Chapter 7 liquidation bankruptcies are the most common type of bankruptcy proceeding in the United States. One of the most powerful tools for achieving a truly fresh start in bankruptcy is the debtor’s power to avoid certain liens on the debtor’s assets

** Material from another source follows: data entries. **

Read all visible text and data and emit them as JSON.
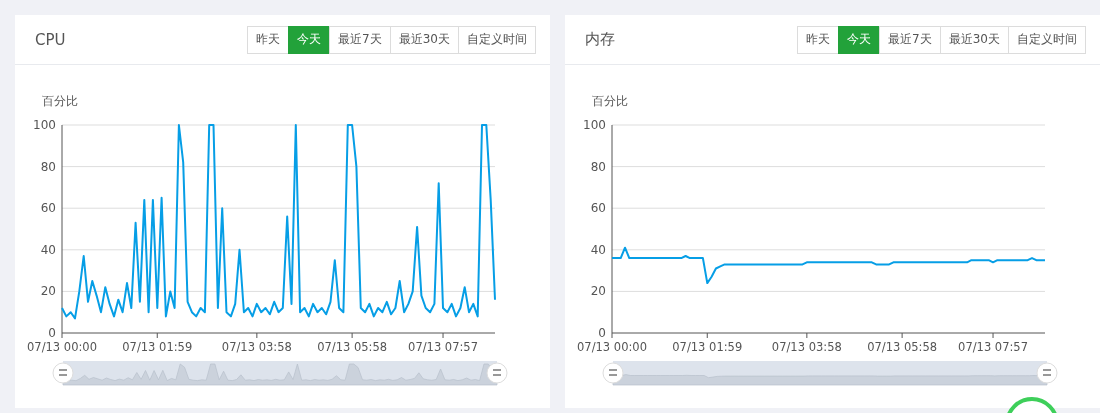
{
  "panels": [
    {
      "title": "CPU",
      "ranges": [
        {
          "label": "昨天",
          "selected": false
        },
        {
          "label": "今天",
          "selected": true
        },
        {
          "label": "最近7天",
          "selected": false
        },
        {
          "label": "最近30天",
          "selected": false
        },
        {
          "label": "自定义时间",
          "selected": false
        }
      ],
      "chart_data": {
        "type": "line",
        "ylabel": "百分比",
        "grid": true,
        "ylim": [
          0,
          100
        ],
        "yticks": [
          0,
          20,
          40,
          60,
          80,
          100
        ],
        "categories": [
          "07/13 00:00",
          null,
          null,
          null,
          null,
          null,
          null,
          null,
          null,
          null,
          null,
          null,
          null,
          null,
          null,
          null,
          null,
          null,
          null,
          null,
          null,
          null,
          "07/13 01:59",
          null,
          null,
          null,
          null,
          null,
          null,
          null,
          null,
          null,
          null,
          null,
          null,
          null,
          null,
          null,
          null,
          null,
          null,
          null,
          null,
          null,
          null,
          "07/13 03:58",
          null,
          null,
          null,
          null,
          null,
          null,
          null,
          null,
          null,
          null,
          null,
          null,
          null,
          null,
          null,
          null,
          null,
          null,
          null,
          null,
          null,
          "07/13 05:58",
          null,
          null,
          null,
          null,
          null,
          null,
          null,
          null,
          null,
          null,
          null,
          null,
          null,
          null,
          null,
          null,
          null,
          null,
          null,
          null,
          "07/13 07:57",
          null,
          null,
          null,
          null,
          null,
          null,
          null,
          null,
          null,
          null,
          null,
          null
        ],
        "series": [
          {
            "color": "#069ee6",
            "values": [
              12,
              8,
              10,
              7,
              20,
              37,
              15,
              25,
              18,
              10,
              22,
              14,
              8,
              16,
              10,
              24,
              12,
              53,
              15,
              64,
              10,
              64,
              12,
              65,
              8,
              20,
              12,
              100,
              82,
              15,
              10,
              8,
              12,
              10,
              100,
              100,
              12,
              60,
              10,
              8,
              14,
              40,
              10,
              12,
              8,
              14,
              10,
              12,
              9,
              15,
              10,
              12,
              56,
              14,
              100,
              10,
              12,
              8,
              14,
              10,
              12,
              9,
              15,
              35,
              12,
              10,
              100,
              100,
              80,
              12,
              10,
              14,
              8,
              12,
              10,
              15,
              9,
              12,
              25,
              10,
              14,
              20,
              51,
              18,
              12,
              10,
              14,
              72,
              12,
              10,
              14,
              8,
              12,
              22,
              10,
              14,
              8,
              100,
              100,
              64,
              16
            ]
          }
        ]
      }
    },
    {
      "title": "内存",
      "ranges": [
        {
          "label": "昨天",
          "selected": false
        },
        {
          "label": "今天",
          "selected": true
        },
        {
          "label": "最近7天",
          "selected": false
        },
        {
          "label": "最近30天",
          "selected": false
        },
        {
          "label": "自定义时间",
          "selected": false
        }
      ],
      "chart_data": {
        "type": "line",
        "ylabel": "百分比",
        "grid": true,
        "ylim": [
          0,
          100
        ],
        "yticks": [
          0,
          20,
          40,
          60,
          80,
          100
        ],
        "categories": [
          "07/13 00:00",
          null,
          null,
          null,
          null,
          null,
          null,
          null,
          null,
          null,
          null,
          null,
          null,
          null,
          null,
          null,
          null,
          null,
          null,
          null,
          null,
          null,
          "07/13 01:59",
          null,
          null,
          null,
          null,
          null,
          null,
          null,
          null,
          null,
          null,
          null,
          null,
          null,
          null,
          null,
          null,
          null,
          null,
          null,
          null,
          null,
          null,
          "07/13 03:58",
          null,
          null,
          null,
          null,
          null,
          null,
          null,
          null,
          null,
          null,
          null,
          null,
          null,
          null,
          null,
          null,
          null,
          null,
          null,
          null,
          null,
          "07/13 05:58",
          null,
          null,
          null,
          null,
          null,
          null,
          null,
          null,
          null,
          null,
          null,
          null,
          null,
          null,
          null,
          null,
          null,
          null,
          null,
          null,
          "07/13 07:57",
          null,
          null,
          null,
          null,
          null,
          null,
          null,
          null,
          null,
          null,
          null,
          null
        ],
        "series": [
          {
            "color": "#069ee6",
            "values": [
              36,
              36,
              36,
              41,
              36,
              36,
              36,
              36,
              36,
              36,
              36,
              36,
              36,
              36,
              36,
              36,
              36,
              37,
              36,
              36,
              36,
              36,
              24,
              27,
              31,
              32,
              33,
              33,
              33,
              33,
              33,
              33,
              33,
              33,
              33,
              33,
              33,
              33,
              33,
              33,
              33,
              33,
              33,
              33,
              33,
              34,
              34,
              34,
              34,
              34,
              34,
              34,
              34,
              34,
              34,
              34,
              34,
              34,
              34,
              34,
              34,
              33,
              33,
              33,
              33,
              34,
              34,
              34,
              34,
              34,
              34,
              34,
              34,
              34,
              34,
              34,
              34,
              34,
              34,
              34,
              34,
              34,
              34,
              35,
              35,
              35,
              35,
              35,
              34,
              35,
              35,
              35,
              35,
              35,
              35,
              35,
              35,
              36,
              35,
              35,
              35
            ]
          }
        ]
      }
    }
  ]
}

A lien is an interest of a creditor or other entity in a specific piece of a debtor’s property. Certain types of liens may be avoided through a chapter 7 bankruptcy proceeding. To qualify for relief under Chapter 7 of the Bankruptcy Code, the debtor may be an individual, a partnership, a corporation or other business entity. However, the Bankruptcy Abuse Prevention and Consumer Protection Act of 2005 (BAPCPA) limited the ability of debtors to avoid liens through bankruptcy proceedings. The BAPCPA limited the types and quantities of exempt household goods on which debtors could avoid certain liens. For example, the definition of “household goods” was changed limiting “electronic equipment” to one radio, one television, one VCR, and one personal computer with related equipment. The definition now excludes works of art not created by the debtor or a relative of the debtor, and jewelry worth more than $500 (except wedding rings).
Although, a Chapter 7 bankruptcy can eliminate liability for some debts, it doesn’t eliminate any liens on property unless the required steps are taken to reduce or eliminate those liens. Some liens may be avoided simply by surrendering property or making payments to the creditor.
The procedure for surrendering property, includes listing that property on the bankruptcy form entitled “Statement of Intentions” and sending a copy to the creditor within 45 days of the bankruptcy filing date. The creditor must take possession of the property within 30 days of the creditors’ meeting; otherwise the property will be considered abandoned, and the property will be free of any debt or liens. Although, this is an effective method of eliminating liens on property one should also be prepared to lose it.
Redemption is another method for avoiding liens. This can be done by paying the creditor the worth of the property and not the entire amount owed on debt. Redemption may be invoked only if: a) the property was kept as a security for a consumer loan and not a business loan; and b) the property is tangible property. It can’t be real estate or stocks or bonds.
A type of secured debt owed by the debtor is judicial lien. This lien can be avoided by filing a motion to avoid judicial lien by a debtor in either a Chapter 7 or Chapter 13 bankruptcy proceeding.